Entries from a dataset of interfaces:
Start of Block
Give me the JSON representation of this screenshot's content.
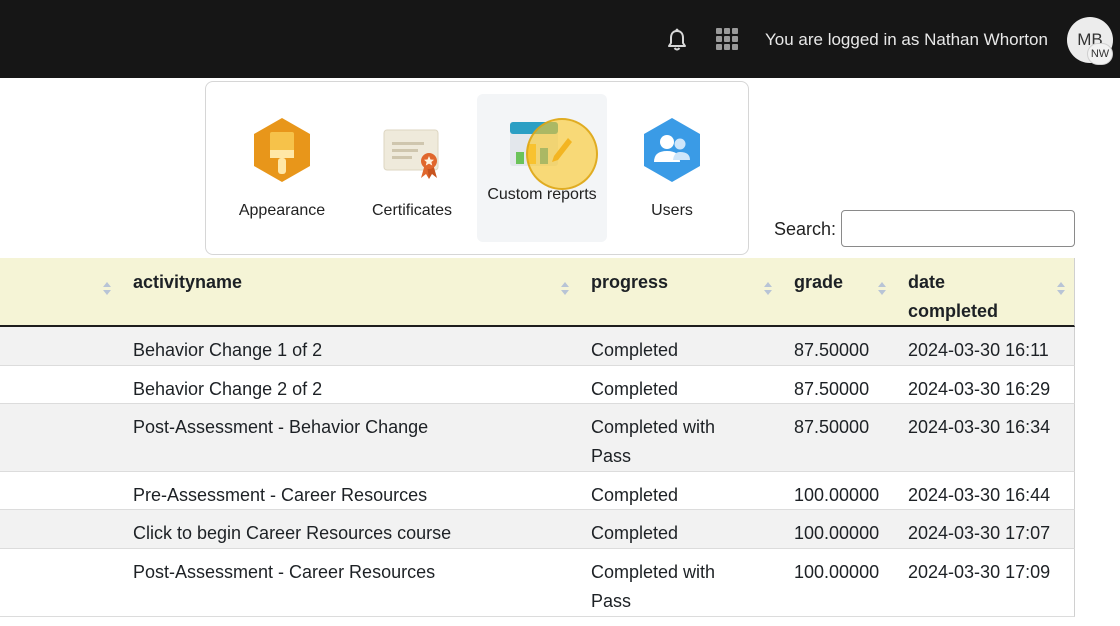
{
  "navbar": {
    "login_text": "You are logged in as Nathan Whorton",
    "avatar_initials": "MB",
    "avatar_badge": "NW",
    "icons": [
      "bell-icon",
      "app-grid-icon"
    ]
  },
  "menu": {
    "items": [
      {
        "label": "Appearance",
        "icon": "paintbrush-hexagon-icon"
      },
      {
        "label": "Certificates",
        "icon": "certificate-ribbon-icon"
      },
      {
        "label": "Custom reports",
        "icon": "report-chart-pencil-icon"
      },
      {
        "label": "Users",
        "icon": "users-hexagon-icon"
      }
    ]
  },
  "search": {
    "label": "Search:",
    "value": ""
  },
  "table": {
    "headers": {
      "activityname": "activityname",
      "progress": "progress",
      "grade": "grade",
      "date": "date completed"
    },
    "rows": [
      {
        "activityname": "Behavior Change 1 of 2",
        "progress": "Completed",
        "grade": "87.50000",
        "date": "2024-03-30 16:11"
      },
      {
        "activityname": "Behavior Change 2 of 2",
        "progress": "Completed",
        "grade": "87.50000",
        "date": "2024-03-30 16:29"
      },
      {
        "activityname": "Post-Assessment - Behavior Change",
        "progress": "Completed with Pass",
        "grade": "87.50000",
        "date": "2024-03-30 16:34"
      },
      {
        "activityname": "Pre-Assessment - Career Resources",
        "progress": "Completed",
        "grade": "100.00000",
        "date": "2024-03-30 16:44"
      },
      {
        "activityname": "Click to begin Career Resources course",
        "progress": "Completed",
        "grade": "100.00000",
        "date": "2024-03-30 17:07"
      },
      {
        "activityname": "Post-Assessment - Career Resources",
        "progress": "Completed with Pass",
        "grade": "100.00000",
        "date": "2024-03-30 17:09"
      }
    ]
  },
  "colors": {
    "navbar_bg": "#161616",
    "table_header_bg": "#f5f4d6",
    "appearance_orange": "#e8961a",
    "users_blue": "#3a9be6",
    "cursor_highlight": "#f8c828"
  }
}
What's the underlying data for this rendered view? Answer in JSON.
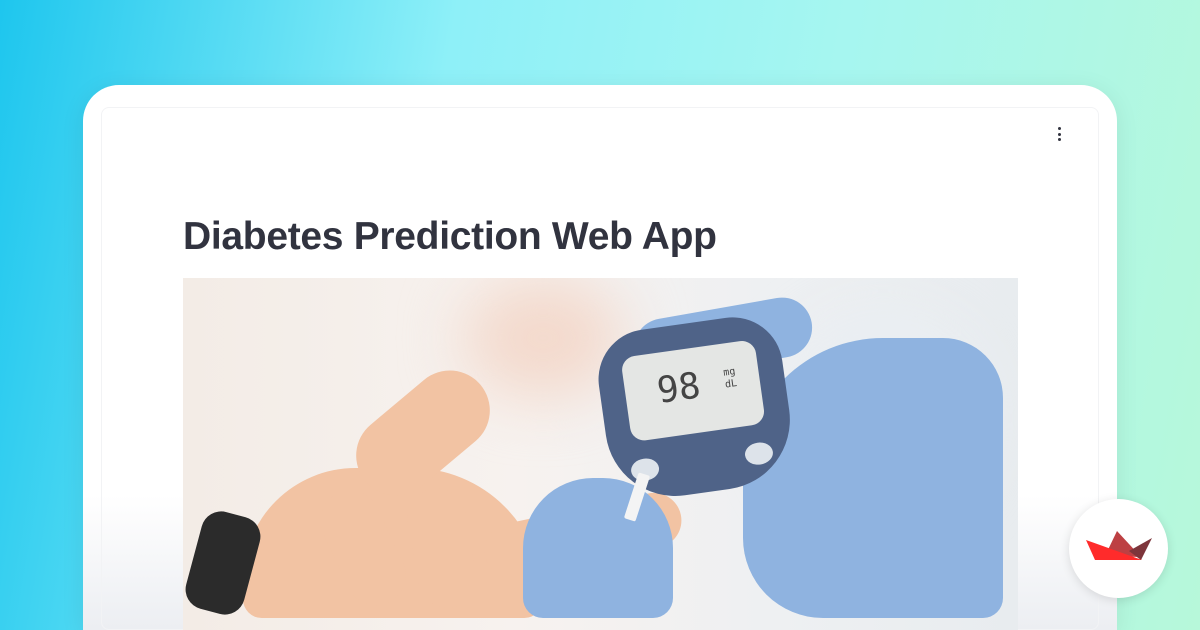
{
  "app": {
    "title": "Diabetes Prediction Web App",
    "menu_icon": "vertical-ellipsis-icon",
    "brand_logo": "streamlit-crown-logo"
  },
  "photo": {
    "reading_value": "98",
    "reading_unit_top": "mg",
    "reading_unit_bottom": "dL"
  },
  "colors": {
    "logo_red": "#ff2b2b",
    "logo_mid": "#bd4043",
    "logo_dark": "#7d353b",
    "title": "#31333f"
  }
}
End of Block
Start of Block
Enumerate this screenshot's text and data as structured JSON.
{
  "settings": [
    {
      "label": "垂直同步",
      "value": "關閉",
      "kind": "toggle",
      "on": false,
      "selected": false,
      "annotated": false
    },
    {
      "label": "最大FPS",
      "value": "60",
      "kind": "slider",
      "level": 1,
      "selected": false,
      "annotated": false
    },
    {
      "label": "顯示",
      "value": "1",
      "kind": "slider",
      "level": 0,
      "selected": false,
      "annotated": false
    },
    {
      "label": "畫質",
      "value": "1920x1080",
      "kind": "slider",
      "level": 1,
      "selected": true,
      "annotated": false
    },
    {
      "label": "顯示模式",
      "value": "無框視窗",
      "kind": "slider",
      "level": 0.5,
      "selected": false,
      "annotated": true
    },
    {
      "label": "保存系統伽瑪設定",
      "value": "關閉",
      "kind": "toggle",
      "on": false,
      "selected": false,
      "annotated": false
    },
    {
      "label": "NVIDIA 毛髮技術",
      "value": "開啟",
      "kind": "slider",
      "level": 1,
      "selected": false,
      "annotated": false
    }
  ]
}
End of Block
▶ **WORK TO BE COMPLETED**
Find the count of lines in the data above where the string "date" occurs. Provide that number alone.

▶ **YOUR SOLUTION**
7